Indicative Reading

Books Core texts ARNOLD, G. (2012) Essentials of Corporate Financial Management. (2nd Ed). London: Pearson. ATRILL, P. & McLANEY, E. (2014). Accounting & Finance for Non-Specialists (10th Ed). London: Financial Times/Prentice Hall Further indicative readings CILELLA SALVATORE, G. (2011) Fundraising for Small Museums: In Good Times and Bad. US: AltaMira Press COLTMAN, M. (2012) Hospitality Management Accounting, Van Reinhold? DORNER, J., SEELY, J. & BAUMGERTNER-COHEN, J. (2004) Writing Bids and Funding Applications .Oxford: OUP. DYSON, J, R. (2010) Accounting for Non-Accounting Students, (8th Ed). London: Financial Times/Prentice Hall? HAYES, D.K. & MILLER, A. (2010) Revenue Management for the Hospitality Industry. Oxford: John Wiley & Sons.? INGOLD, A, McMAHON-BEATE, U. & YEOMAN, I. (2001) Yield Management: Strategies for the Service Industries, (2nd Ed). London: Cengage Learning.? JAGELS, M. (2007) Hospitality Management Accounting. London: John Wiley & Sons. LUBY, A. & O'DONOGHUE, D. (2005) Financial Accounting for the Hospitality, Tourism and Retail Sectors. London: Blackhall Publishing Ltd.? WEYGANDT, J. J. (2009) Hospitality Financial. John Wiley & Sons. WHALEY, S. (2007) Fundraising for a Community Project: How to Research Grants and Secure Financing for Local Groups and Projects in the UK. London: How To Books? WOOD, F. & SANGSTER, A. (2015) Business Accounting Volume 1, (12th Ed) London: Financial Times/Prentice Hall Online sources MyAccountingLab (MAL) Journals Annals of Tourism Research Current Issues in Tourism Event Management International Journal of Tourism Research Tourism Economics Tourism Management Finance Journals/Media Ft.com The Economist Eurostat HM Treasury Bloomberg.com

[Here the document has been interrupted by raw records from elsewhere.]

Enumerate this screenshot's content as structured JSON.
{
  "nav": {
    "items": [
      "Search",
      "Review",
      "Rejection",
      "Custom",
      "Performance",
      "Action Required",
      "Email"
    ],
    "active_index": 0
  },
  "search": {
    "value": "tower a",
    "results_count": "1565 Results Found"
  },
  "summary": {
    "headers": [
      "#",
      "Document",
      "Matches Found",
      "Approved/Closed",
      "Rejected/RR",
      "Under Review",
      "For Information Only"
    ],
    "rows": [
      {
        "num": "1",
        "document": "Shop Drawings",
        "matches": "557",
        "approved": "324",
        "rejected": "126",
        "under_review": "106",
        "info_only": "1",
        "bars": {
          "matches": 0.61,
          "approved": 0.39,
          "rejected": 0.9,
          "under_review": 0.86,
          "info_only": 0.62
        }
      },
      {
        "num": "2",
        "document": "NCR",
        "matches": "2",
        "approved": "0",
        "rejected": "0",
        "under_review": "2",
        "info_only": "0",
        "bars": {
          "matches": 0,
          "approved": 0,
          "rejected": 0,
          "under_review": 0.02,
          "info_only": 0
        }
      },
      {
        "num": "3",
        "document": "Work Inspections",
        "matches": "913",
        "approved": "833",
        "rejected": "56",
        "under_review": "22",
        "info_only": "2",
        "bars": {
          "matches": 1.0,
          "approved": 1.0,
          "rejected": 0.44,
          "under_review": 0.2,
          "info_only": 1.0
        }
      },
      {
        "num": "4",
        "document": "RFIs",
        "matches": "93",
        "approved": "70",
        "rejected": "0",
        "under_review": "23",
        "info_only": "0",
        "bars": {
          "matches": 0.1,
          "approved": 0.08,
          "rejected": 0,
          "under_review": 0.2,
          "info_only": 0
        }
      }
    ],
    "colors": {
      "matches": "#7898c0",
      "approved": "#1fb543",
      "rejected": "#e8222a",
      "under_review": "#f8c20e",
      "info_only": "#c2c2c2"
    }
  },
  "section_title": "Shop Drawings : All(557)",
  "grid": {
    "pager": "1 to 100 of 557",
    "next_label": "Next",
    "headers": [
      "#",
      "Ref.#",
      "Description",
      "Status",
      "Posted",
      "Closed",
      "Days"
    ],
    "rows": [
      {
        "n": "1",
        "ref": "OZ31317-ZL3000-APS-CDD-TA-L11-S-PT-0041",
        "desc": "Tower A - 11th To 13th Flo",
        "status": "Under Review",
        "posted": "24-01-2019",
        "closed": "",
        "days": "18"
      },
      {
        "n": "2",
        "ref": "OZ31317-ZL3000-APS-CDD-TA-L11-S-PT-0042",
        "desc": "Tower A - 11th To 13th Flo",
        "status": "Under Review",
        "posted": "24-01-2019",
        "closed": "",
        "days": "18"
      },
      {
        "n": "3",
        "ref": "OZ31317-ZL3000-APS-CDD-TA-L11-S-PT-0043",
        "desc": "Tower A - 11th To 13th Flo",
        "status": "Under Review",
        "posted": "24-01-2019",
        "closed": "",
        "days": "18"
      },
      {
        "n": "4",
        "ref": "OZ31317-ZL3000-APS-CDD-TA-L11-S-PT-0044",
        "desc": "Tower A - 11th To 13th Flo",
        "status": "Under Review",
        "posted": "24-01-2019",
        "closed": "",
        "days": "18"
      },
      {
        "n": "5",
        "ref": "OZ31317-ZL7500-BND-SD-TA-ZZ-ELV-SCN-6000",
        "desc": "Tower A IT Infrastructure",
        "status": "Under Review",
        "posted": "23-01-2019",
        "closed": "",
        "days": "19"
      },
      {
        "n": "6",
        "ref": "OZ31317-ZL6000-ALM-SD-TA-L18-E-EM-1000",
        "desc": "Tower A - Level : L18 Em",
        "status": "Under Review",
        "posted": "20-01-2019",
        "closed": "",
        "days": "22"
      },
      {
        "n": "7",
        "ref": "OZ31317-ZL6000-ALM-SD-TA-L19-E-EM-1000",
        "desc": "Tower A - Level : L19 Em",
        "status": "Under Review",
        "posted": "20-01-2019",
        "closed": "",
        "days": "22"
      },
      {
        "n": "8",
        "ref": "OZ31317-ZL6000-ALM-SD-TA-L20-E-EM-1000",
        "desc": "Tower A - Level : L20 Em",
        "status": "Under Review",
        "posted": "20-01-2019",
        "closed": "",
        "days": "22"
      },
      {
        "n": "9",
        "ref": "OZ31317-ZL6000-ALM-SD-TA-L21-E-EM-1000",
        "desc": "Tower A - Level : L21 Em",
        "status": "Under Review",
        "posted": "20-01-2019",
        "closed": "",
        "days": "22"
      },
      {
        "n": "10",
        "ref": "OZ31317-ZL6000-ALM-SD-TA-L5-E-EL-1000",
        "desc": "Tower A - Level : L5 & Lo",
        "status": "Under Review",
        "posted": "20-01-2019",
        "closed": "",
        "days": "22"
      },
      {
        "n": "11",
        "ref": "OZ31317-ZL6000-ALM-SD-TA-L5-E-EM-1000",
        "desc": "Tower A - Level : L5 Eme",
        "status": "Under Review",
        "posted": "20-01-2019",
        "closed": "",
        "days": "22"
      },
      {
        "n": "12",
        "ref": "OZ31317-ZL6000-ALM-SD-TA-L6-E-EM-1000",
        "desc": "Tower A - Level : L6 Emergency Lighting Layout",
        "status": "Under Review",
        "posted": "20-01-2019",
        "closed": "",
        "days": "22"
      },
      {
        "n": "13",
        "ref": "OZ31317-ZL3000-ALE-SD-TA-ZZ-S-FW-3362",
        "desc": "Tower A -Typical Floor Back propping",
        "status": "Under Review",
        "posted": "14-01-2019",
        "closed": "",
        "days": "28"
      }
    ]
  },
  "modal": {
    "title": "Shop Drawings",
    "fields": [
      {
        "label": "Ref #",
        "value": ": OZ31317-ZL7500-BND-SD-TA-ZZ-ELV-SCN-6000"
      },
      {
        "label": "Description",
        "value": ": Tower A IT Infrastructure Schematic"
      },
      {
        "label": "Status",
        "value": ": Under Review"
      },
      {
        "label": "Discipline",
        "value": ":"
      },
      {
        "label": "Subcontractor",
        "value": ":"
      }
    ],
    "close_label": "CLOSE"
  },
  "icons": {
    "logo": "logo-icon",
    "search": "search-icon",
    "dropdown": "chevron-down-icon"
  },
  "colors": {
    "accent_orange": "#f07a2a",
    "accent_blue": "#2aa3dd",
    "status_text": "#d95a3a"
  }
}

Transferrable Skills

By the end of this module students will have gained competence in the following key areas: -360 Independence Knowledge of Financial issues Ability to reflect/ consider Ethics/awareness Time management Communication Skills in respect of numeracy Commercial awareness Project Management Communication and presentation skills Interactive and group skills Problem solving skills Ability to self appraise and reflect on practice Ability to plan and manage learning Written and spoken communication Self-confidence Ability to work in teams and leadership skills

Module Structure

Activity Total Hours
Independent Learning (FT) 114.00
Seminars (FT) 24.00
Lectures (FT) 12.00
Assessment (FT) 50.00

Assessment Methods

Component Duration Weighting Threshold Description
Course Work 02 n/a 40.00 35% Group presentation (20 minutes) - week 12
Course Work 01 n/a 60.00 35% Individual Report 3,000 words - week 9